The traditional name of Comfrey is "Knitbone". "Boneset" was also used, but I personally don't use it to avoid confusion, as Comfrey is NOT to be confused with the actual Boneset, which is a totally different plant (Eupatorium perfoliatum).
|Bell shaped comfrey blooms, in white. They can also be |
pink, blue or purple, and sometimes striped.
Comfrey grows prolifically, and can be hard to control if it really likes the spot you put it in. Luckily, disposing of excess comfrey is easy: just throw the leaves in the compost bin (this works well for slow to start bins, as the leaves are a compost activator), or plant the fresh leaves right in the hole with the root ball of your garden plants for a nutrient boost at the roots (just don't plant the flowering stems, as those will take root). If you're feeling particularly adventurous, try making your own liquid fertilizer from comfrey: Harvest the leaves from the base of the plant (you may wish to wear gloves, as the hairy leaves are prickly, and may irritate your skin), chop the leaves up, and pack them into a waterproof container. Use a container with the lid, as it's a smelly process. Weight the leaves down with a brick. They will breakdown over time and release a dark brown liquid. Add fresh leaves to the bucket to continue the process, and collect any liquid that gathers at the bottom. This liquid will need to be diluted 10:1 (10 parts water to 1 part comfrey liquid). It is a potassium rich fertilizer, which is excellent for encouraging flowers and fruit set in your plants.
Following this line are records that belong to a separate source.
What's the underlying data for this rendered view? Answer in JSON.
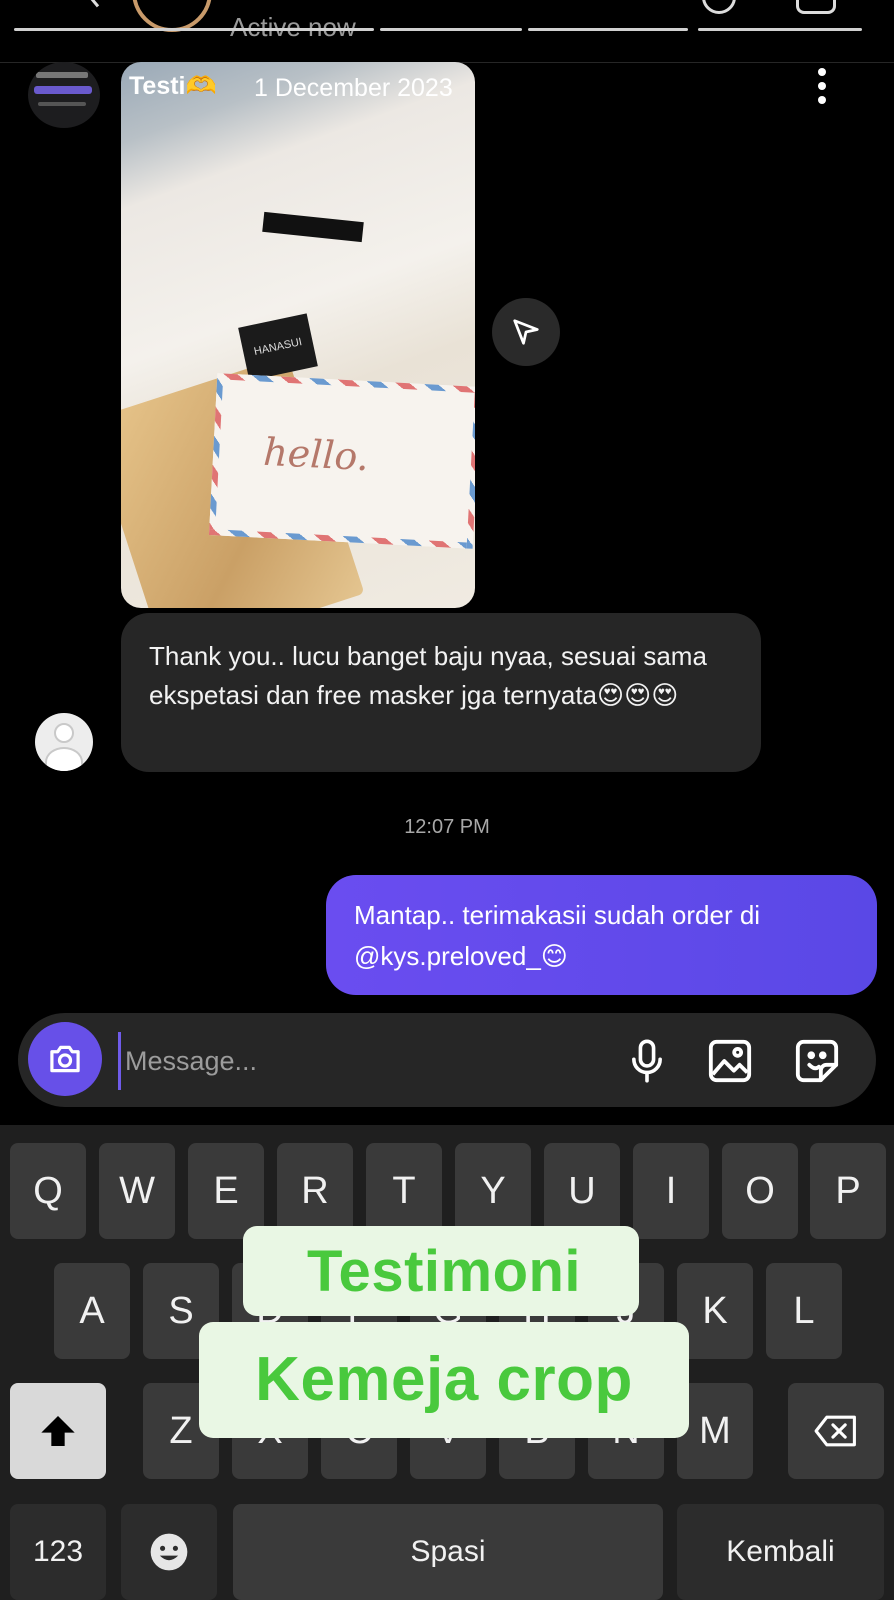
{
  "header": {
    "status_text": "Active now"
  },
  "story_reply": {
    "label": "Testi",
    "date": "1 December 2023",
    "photo": {
      "brand_tag": "HANASUI",
      "card_text": "hello."
    }
  },
  "messages": [
    {
      "direction": "incoming",
      "text": "Thank you.. lucu banget baju nyaa, sesuai sama ekspetasi dan free masker jga ternyata😍😍😍"
    },
    {
      "direction": "outgoing",
      "text": "Mantap.. terimakasii sudah order di @kys.preloved_😊"
    }
  ],
  "timestamp": "12:07 PM",
  "composer": {
    "placeholder": "Message..."
  },
  "keyboard": {
    "row1": [
      "Q",
      "W",
      "E",
      "R",
      "T",
      "Y",
      "U",
      "I",
      "O",
      "P"
    ],
    "row2": [
      "A",
      "S",
      "D",
      "F",
      "G",
      "H",
      "J",
      "K",
      "L"
    ],
    "row3": [
      "Z",
      "X",
      "C",
      "V",
      "B",
      "N",
      "M"
    ],
    "numbers_key": "123",
    "space_key": "Spasi",
    "return_key": "Kembali"
  },
  "overlay": {
    "line1": "Testimoni",
    "line2": "Kemeja crop",
    "color": "#49c93d"
  },
  "colors": {
    "accent": "#6750e8",
    "bubble_in": "#262626",
    "background": "#000000"
  }
}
When dried, comfrey has a high protein content and is low in fiber, which is excellent for non ruminant livestock (like pigs and chickens, both of which have difficulty digesting roughage). If you are using comfrey for livestock feed, be sure to harvest often and never let it flower. Remove the flowering stalks (which have double the fiber and much less protein). Because the leaves are hairy, they may be unpleasant to your animals at first, so try wilting them for a day to see if that makes it more palatable. As usual, though, use your common sense: don't feed your animals on nothing but comfrey. It's a good feed supplement, but not meant for continuous feeding! (And let's face it, the animals also appreciate a range of foliage to eat.)
I hope this has provided a decent introduction to the comfrey plant, for all gardeners, so the next time you're cruising the nursery, or buying seeds online, give it a try and see how it goes. If you have experiences with comfrey use, please feel free to share them in the comments section.